Clafoutis Redux

June 6th, 2011

Remember this post picture of my first clafoutis pictured below?  What a mess!

The new version looks so much better, even though I cooked it a little too long.  Experimentation is a good thing.  My thanks go out to both Barbara of Moveable Feasts and Susan of Schnitzel and The Trout for alerting me to this recipe which appeared first on Smitten Kitchen’s blog, then on Barbara’s blog, then on Susan’s blog.

The major difference between the two recipes is in the amount of flour.  The recipe I followed originally had only 1/2 cup of flour.  Barbara’s recipe had 1 cup of flour, which gave a more cake-like consistancy to the clafoutis.  She also used fresh cherries.  Since I now can find cherries in the market, I used them instead of the frozen cherries I used in the first recipe.  Barbara did not pit her cherries because in an authentic clafoutis the pits are left in to give a nice almond flavor to the batter.  I pitted my cherries and substituted 2 teaspoons of Kirsch (Cherry Liqueur) for the 2 teaspoons of rum suggested.  I think the Kirsch gave that almond flavor the pits would have and it makes the clafoutis so much easier to eat.

Now I feel much better about making this dessert ahead of time for my Provencal dinner.  Bloggers to the rescue.  Thanks all!


2 Cups Cherries, pitted
3 eggs
1/2 cup sugar
1/2 cup butter, melted
1 cup flour
1 cup whole milk
1/2 teaspoon vanilla
2 teaspoons Kirsch

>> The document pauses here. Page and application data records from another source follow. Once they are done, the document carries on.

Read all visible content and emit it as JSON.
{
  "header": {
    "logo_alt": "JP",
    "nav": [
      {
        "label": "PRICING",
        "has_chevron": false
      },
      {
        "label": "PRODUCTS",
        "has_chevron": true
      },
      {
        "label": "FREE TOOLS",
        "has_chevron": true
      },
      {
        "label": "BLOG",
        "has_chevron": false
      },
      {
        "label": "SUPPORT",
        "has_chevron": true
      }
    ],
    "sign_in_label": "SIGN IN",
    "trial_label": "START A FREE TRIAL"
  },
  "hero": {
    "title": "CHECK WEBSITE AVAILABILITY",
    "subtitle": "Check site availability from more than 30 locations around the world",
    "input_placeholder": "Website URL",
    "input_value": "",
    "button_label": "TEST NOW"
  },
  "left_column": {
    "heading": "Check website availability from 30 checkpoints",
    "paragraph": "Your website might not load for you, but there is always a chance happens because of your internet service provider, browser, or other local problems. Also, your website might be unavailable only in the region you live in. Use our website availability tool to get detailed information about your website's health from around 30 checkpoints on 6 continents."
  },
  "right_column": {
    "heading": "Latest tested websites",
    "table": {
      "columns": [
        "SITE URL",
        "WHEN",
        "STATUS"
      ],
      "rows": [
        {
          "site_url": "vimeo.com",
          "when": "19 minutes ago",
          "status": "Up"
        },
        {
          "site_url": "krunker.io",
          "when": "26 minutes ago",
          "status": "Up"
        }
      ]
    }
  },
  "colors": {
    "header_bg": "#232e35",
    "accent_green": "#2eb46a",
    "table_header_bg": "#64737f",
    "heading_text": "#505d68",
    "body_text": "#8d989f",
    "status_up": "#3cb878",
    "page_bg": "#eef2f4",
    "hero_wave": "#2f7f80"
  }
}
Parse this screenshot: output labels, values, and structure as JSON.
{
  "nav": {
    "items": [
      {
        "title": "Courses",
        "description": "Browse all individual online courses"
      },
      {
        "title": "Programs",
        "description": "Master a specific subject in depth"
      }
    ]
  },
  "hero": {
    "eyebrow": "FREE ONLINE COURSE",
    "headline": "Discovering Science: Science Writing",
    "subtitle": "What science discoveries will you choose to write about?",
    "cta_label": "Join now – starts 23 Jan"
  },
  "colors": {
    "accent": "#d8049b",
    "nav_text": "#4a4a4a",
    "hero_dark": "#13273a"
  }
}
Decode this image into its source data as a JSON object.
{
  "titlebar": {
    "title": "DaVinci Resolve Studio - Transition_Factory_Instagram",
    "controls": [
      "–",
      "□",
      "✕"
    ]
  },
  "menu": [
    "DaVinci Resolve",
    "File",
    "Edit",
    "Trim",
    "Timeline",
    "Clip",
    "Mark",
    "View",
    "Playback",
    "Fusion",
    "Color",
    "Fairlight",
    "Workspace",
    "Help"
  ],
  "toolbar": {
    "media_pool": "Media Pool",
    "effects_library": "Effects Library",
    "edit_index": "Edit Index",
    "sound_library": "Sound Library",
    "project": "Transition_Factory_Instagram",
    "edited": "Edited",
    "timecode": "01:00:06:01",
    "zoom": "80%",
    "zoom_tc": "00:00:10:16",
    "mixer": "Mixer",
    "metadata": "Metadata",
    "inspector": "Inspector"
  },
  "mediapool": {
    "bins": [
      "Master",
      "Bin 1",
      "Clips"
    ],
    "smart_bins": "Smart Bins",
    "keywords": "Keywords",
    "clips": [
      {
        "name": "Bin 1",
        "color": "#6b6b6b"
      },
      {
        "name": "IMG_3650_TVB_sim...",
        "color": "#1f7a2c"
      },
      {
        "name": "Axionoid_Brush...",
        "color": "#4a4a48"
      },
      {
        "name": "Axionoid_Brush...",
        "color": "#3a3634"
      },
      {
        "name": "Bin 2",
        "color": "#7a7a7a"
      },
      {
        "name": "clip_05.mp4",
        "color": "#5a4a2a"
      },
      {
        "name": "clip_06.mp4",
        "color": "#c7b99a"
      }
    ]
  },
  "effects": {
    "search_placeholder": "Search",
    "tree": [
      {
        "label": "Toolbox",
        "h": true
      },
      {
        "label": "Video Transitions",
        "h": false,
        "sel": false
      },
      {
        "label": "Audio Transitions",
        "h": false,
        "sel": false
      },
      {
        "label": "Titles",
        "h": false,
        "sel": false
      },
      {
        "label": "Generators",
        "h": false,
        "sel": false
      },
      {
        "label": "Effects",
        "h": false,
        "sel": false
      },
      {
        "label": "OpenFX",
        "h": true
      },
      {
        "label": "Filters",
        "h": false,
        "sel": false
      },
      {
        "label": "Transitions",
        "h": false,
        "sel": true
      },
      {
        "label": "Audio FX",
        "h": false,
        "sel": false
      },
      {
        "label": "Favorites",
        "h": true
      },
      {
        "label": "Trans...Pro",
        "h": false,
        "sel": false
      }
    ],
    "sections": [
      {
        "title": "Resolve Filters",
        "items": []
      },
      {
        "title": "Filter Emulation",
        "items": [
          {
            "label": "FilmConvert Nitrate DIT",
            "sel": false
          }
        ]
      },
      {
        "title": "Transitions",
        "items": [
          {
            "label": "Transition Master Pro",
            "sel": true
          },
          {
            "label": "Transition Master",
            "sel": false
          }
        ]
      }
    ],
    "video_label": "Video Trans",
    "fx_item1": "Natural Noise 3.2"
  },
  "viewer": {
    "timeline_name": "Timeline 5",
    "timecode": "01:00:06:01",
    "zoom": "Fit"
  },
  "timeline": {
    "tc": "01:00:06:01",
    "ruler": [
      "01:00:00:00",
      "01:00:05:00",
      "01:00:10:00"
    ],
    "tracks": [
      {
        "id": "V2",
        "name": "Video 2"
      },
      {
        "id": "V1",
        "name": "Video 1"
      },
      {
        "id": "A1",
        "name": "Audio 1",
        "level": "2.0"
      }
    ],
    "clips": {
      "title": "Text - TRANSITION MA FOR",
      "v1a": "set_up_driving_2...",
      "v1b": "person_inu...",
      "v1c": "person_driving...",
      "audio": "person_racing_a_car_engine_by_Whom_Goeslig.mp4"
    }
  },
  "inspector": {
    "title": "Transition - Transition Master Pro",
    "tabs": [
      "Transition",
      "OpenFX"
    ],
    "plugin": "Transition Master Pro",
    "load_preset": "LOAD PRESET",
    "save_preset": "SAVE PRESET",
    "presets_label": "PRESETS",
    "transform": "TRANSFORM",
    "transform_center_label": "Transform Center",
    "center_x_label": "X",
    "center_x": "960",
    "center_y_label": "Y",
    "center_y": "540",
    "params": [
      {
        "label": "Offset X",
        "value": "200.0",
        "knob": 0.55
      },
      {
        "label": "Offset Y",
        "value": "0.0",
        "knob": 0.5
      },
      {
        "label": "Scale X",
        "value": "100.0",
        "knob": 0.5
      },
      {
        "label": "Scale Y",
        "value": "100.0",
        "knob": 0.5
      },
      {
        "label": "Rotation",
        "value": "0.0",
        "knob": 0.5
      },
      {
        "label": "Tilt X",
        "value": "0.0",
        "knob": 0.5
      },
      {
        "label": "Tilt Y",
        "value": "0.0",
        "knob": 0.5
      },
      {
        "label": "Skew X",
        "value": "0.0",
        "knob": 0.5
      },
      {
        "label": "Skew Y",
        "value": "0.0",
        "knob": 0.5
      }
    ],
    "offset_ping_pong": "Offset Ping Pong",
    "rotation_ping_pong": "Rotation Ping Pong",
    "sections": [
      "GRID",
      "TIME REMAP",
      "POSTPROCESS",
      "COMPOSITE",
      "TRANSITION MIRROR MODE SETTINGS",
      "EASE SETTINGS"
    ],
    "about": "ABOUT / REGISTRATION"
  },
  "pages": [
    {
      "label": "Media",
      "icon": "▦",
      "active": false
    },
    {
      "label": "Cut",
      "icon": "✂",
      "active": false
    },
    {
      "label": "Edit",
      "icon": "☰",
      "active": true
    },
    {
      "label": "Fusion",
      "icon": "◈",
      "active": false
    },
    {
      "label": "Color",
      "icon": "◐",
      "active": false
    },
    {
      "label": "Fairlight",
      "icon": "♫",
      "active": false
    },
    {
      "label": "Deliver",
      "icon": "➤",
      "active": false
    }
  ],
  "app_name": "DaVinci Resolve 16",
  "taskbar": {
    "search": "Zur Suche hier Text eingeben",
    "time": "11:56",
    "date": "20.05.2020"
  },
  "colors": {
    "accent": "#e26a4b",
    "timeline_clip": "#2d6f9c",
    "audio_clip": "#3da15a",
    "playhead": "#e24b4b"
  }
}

Preheat oven to 400 degrees F.  Butter a glass pie pan, round baking dish, large cake pan or oven proof skillet.  Scatter the cherries (with or without pitts) evenly over the bottom.

Beat the eggs and sugar with a whisk until lighter in color.  Gradually add the melted butter, beating to incorporate.  Add the flour all at once and whisk until the batter is well mixed.  Slowly add the milk a little at a time.  Then the vanilla and the Kirsch if using.  The batter should be smooth and very shiny.

Pour the batter slowly over the cherries and bake for 30 to 40 minutes until slightly browned and almost set in the middle.  Allow to cool at least 15 minutes before serving.

Printable recipe

7 responses to “Clafoutis Redux”

  1. Your new version looks wonderful Penny!

  2. racheld says:

    This is just gorgeous!! (But I thought the first one was delicious-looking, as well, with all that juicy fruit lying slumped and luscious atop the cushion).

    And I wish I’d known the “lore of the pie” all these years—my children still tease me now and then about the cherry cobblers I made when they were growing up. Our one tree had bee-jillions of the tee-nineciest cherries—small as your little fingertip—and nobody could have pitted them.

    I’d set down the dish, warn “watch how you chew,” and then the edges of the plates would be ringed with little pits when we finished.

  3. Pondside says:

    I can just about smell it!
    It is daunting to think of cooking for such a cook as you!….I look forward to reading about your Provencal dinner.

  4. Big Dude says:

    Looks delicious Penny and I’d make one but I could tell anyone what it was – looks French though.

  5. Love your new version Penny. It’s difficult to make a clafoutis look beautiful, but you did exactly that.

  6. Rita says:

    Testing this again Penny.

  7. Rita says:

    Thank you so much it worked and as I said your clafouti looks wonderful!

© Penny Klett, Lake Lure Cottage Kitchen. All rights reserved.